they walked the earth,
they walked the waters,
they walked the air.

“Why do you stand?” they were asked, and
“Why do you walk?”

“Because of the children,” they said, and
“Because of the heart, and
“Because of the bread,”

“Because the cause is
the heart’s beat, and
the children born, and
the risen bread.”

Ezekiel describes the judgment of God against false prophets of Israel that cried peace, peace when there was no peace” (Ezekiel 13:10). Ezekiel was a post-exilic prophet. He denounces both those who had given Israel and Judah a false sense of security before the nation was carried into exile and those in the midst of empire who tried to tickle the ears and tell the people what they wanted to hear.

We live in an era that should have no pretension of peace. War is in the water. Violence is everywhere. Another Berrigan poem The Earth Prison Poems, Viking Press, 1973, p, 82) describes the state of the world under empire:

When earth yielded up to our arms
the multitudinous children of her invention —
streams, starlight, storms — we were the pampered lovers then
of those who loved us, one flesh and blood, one bone.
O that embrace the state’s steel gauntlet
raced down on like a wild fire.  Wounded
in the nearest parts, part men only,
we wind, unwind our bloodied limbs
feverish, icy, swept by what sighs and tides . . .

This is where we live. Some may claim peace, a strong economy prosperity, but this is a world of violence, of suffering, of pain.

The poets and prophets tell us about the state of the world. They also tell us of the world to come. Berrigan was a faithful witness to the peace of God. When other’s walked away he walked and walked and walked. He stood.

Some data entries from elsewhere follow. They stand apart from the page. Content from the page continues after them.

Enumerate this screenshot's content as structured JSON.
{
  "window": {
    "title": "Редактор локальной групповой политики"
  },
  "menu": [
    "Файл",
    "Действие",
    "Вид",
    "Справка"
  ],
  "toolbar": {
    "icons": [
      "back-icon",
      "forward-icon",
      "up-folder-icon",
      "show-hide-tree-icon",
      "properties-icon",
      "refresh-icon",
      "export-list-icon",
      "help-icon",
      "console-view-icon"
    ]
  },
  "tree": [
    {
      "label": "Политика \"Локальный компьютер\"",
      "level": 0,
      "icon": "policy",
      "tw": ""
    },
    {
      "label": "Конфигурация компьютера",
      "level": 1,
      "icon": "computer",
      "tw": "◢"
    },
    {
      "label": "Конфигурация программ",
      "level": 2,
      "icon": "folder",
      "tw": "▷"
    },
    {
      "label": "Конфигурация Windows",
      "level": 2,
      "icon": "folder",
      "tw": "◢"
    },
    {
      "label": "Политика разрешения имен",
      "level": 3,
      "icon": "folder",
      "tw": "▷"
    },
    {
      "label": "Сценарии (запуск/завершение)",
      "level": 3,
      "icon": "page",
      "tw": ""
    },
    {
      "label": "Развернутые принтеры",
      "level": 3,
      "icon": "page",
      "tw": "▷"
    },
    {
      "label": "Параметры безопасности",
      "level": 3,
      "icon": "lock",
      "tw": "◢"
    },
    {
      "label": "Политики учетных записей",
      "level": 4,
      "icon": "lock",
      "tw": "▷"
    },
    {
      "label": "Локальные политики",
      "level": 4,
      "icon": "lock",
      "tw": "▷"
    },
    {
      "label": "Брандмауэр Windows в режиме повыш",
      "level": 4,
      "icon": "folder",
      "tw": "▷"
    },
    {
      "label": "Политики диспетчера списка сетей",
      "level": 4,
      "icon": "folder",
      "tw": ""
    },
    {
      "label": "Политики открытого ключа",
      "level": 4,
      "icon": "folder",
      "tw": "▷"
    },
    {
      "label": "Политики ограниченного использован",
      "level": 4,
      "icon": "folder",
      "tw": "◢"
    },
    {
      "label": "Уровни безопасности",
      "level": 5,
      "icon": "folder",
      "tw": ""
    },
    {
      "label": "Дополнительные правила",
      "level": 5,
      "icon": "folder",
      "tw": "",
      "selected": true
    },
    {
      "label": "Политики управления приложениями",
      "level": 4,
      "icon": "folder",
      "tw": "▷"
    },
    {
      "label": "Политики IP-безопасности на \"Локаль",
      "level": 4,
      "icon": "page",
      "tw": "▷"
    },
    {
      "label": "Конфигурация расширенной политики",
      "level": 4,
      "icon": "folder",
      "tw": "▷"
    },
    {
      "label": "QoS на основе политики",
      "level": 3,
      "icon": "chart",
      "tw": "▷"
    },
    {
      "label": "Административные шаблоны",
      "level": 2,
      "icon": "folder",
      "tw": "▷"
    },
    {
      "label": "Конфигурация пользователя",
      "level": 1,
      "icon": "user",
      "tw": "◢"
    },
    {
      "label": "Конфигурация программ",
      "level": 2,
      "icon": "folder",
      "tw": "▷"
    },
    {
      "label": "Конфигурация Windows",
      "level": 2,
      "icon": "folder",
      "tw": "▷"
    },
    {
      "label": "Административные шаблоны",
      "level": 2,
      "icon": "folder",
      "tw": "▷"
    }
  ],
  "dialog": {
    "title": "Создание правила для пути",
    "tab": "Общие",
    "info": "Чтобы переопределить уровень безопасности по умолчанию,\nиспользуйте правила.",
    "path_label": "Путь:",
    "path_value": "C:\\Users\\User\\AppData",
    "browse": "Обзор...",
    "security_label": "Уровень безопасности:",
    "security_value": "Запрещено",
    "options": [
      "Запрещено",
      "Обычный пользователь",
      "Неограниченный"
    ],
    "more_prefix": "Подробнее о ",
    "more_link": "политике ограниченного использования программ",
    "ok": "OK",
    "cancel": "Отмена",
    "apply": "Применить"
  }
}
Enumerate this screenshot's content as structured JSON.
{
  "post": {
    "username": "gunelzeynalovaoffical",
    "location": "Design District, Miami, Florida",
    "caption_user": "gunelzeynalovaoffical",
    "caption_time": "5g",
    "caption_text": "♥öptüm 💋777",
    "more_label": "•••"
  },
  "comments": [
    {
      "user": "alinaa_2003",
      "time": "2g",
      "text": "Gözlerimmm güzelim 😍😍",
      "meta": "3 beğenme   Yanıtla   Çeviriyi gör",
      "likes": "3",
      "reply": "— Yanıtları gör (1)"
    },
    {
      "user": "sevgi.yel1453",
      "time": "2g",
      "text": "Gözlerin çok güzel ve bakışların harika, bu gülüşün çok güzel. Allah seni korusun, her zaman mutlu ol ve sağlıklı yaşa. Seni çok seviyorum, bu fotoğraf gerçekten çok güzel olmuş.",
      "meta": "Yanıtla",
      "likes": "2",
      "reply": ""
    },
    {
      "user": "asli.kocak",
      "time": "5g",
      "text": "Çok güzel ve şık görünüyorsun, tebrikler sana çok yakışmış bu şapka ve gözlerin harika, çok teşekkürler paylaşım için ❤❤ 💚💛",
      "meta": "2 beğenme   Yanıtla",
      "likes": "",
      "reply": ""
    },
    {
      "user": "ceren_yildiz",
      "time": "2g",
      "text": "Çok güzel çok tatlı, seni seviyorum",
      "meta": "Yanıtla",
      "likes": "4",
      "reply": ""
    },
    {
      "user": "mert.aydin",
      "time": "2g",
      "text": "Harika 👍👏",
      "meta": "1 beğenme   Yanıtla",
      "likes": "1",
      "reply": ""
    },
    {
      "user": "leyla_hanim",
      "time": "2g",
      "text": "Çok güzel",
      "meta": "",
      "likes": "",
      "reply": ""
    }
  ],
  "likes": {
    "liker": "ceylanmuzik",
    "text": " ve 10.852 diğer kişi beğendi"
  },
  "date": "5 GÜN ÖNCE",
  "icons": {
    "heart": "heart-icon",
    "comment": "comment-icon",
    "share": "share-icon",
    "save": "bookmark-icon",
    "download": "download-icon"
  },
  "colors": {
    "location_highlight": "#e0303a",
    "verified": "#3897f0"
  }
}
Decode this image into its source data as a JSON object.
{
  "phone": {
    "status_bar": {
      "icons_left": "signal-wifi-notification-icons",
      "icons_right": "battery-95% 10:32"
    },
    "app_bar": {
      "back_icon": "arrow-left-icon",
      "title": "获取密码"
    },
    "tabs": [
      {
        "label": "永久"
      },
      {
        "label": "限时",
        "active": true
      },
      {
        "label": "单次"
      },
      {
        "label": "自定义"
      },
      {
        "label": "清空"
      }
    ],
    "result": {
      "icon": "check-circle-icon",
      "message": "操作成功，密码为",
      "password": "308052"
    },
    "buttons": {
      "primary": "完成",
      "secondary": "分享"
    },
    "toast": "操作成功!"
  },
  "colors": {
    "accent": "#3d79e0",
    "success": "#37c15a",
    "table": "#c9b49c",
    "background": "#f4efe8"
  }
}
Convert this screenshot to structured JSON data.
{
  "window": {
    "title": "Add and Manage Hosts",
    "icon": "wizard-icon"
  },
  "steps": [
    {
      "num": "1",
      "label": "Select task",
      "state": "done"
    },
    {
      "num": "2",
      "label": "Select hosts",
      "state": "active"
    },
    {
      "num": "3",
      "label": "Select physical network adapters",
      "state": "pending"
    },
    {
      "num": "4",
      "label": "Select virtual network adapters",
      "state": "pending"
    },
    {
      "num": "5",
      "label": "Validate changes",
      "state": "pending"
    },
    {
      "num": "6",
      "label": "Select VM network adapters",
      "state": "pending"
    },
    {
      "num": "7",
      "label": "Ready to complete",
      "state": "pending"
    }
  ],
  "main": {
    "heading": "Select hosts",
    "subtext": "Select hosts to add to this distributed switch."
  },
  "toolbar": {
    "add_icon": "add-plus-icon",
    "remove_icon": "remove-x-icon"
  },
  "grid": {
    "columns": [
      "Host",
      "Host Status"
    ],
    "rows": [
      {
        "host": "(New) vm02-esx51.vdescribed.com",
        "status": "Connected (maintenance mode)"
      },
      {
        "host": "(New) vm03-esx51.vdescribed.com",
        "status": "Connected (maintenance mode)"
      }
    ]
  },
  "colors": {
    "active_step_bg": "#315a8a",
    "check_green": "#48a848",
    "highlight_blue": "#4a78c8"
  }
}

He spoke. He took pen in hand. May we also walk and write and stand and speak. 

Prayers for Veterans Day

A few miles north of me my Canadian friends observe Remembrance Day–a solemn day which honors those who have fallen in service to their country. Here in the United States, today is a day to honor the living soldiers who have served and on Memorial Day (in May) we honor our dead. However there is a certain bleed through with the two holidays. When we honor those scarred by war, we also acknowledge the reality of war, the wounds and the wounding, the death and dying. For all who have been touched by the ravages of war, Lord have mercy:

Almighty  and Living God,

    we rise with thanks for those whose sacrifice purchased our freedom,
      those who died in service of the nation, and those who have returned

        and have struggled to rebuild their lives.

Our hearts brim with gratitude and ache with sadness–

      We are grateful for all they’ve done
      We cry for all that they have suffered

Prince of Peace

    We pray for the wounds they carry–
      The horrors that haunt them,
      injuries, lost friends, PTSD.
    We cry out for your healing and full restoration
    of all whose souls are ravaged by war.

Spirit of Peace-

    provide rest for these weary souls
    and hasten the day when sword will be plowshares
    and Your Peace reigns on the earth.
    Amen.